The Rio Grande river is ideal for kayaking and the area near Big Bend National Park is preferred by the novices. The surrounding landscapes look grandiose. The view of mountains and huge canyons can be mind blowing. The veteran kayaking lovers will love the rapids as well.
6. Guadalupe River
Located near New Braunfels, the Guadalupe River has become a hot spot for the kayaking lovers. The river is ideal for all types of enthusiasts. Pick from calm water and class II rapids, based on your skill and penchant! The water clarity is very good and it remains cool. The Guadalupe River state park region is beginner friendly.
7. Colorado River
Another large river that flows through Texas, it is sought after by the veteran kayaking lovers. It is actually the state’s longest stretching river and so you can plan kayaking trip comprising of several days, along the river route. Granted, you will not find too many thrilling rapids to test your skills. However, the serenity and amazing scenery more than makes up for it.
8. Medina River
Those who love to indulge in kayaking without giving up on the amenities and comfort should choose the Medina River. The glistening bluish water is enticing. The trees are large enough to offer shading as you keep paddling in the river. So many rental and kayak tours are offered. You can rent accessories like bags and cases for your gadgets.
The Legal Norms For Kayaking In Texas
Texas is a haven for kayaking enthusiasts, for sure. Its numerous lakes, rivers and water bodies offer something for everyone interested in the activity. However, you have to be aware of the laws on kayaking in the state.
Listed below are the kayaking law nuances in Texas that you should know:

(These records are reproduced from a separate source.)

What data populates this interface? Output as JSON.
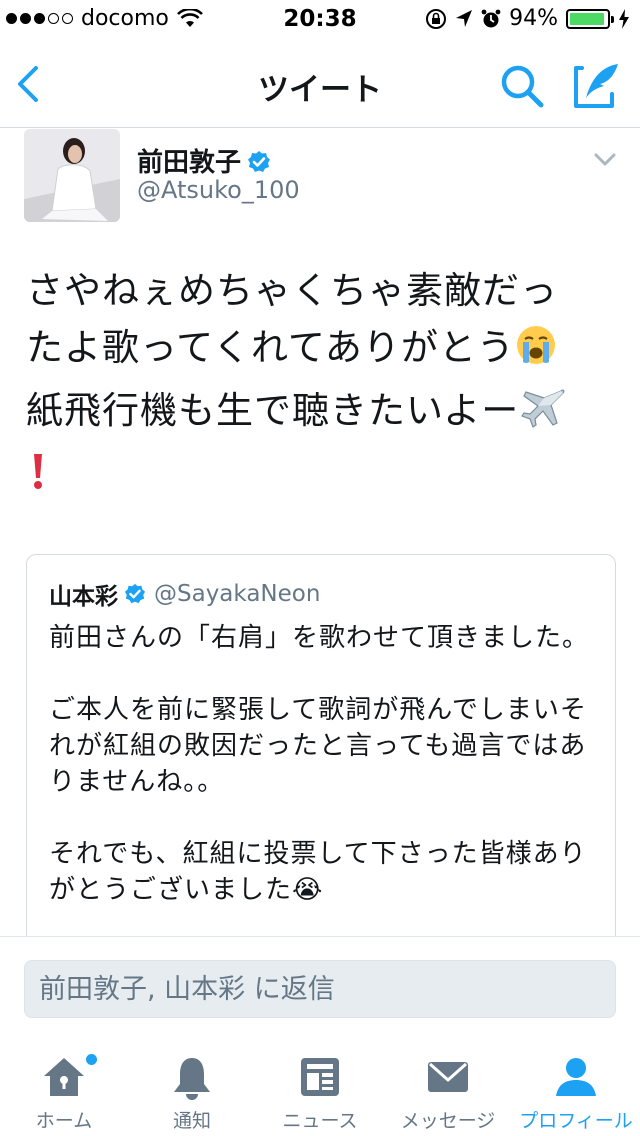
{
  "status_bar": {
    "carrier": "docomo",
    "time": "20:38",
    "battery_percent": "94%",
    "signal_bars_filled": 3,
    "signal_bars_total": 5
  },
  "nav": {
    "title": "ツイート",
    "back_icon": "chevron-left-icon",
    "search_icon": "search-icon",
    "compose_icon": "compose-icon"
  },
  "tweet": {
    "author_name": "前田敦子",
    "author_handle": "@Atsuko_100",
    "verified": true,
    "text_line1": "さやねぇめちゃくちゃ素敵だっ",
    "text_line2": "たよ歌ってくれてありがとう",
    "text_line3": "紙飛行機も生で聴きたいよー",
    "emoji_crying": "😭",
    "emoji_airplane": "✈️",
    "emoji_exclamation": "❗"
  },
  "quoted_tweet": {
    "author_name": "山本彩",
    "author_handle": "@SayakaNeon",
    "verified": true,
    "text": "前田さんの「右肩」を歌わせて頂きました。\n\nご本人を前に緊張して歌詞が飛んでしまいそれが紅組の敗因だったと言っても過言ではありませんね。。\n\nそれでも、紅組に投票して下さった皆様ありがとうございました😭"
  },
  "reply": {
    "placeholder": "前田敦子, 山本彩 に返信"
  },
  "tab_bar": {
    "tabs": [
      {
        "label": "ホーム",
        "icon": "home-icon",
        "active": false,
        "has_notification_dot": true
      },
      {
        "label": "通知",
        "icon": "bell-icon",
        "active": false
      },
      {
        "label": "ニュース",
        "icon": "news-icon",
        "active": false
      },
      {
        "label": "メッセージ",
        "icon": "envelope-icon",
        "active": false
      },
      {
        "label": "プロフィール",
        "icon": "profile-icon",
        "active": true
      }
    ]
  },
  "colors": {
    "accent": "#1da1f2",
    "text_primary": "#14171a",
    "text_secondary": "#657786",
    "battery": "#4cd964",
    "exclamation": "#dd2e44"
  }
}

- Those below 13 years need to wear a PFD cleared by the US Coast Guard.
- In case you install a motor on the kayak, it is deemed a motorized vessel. Then you have to get it registered.
- If you want to paddle at night, you have to carry bright lights.
- You cannot drink when you indulge in kayaking, as per the law. Imprisonment and monetary fines- both can occur if you violate the law.
- For fishing while kayaking in Texas, you have to get a fishing license.
Arthur G. Moore is a veteran paddler. He has over 10 years of whitewater kayaking experience in his kitty. When he was young, he used to love kayaking in rapid III and rapid IV but as time went on, he decided to concentrate mainly on covering long distances on a standard touring kayak. He is currently working as a senior editor for Kayak Manual.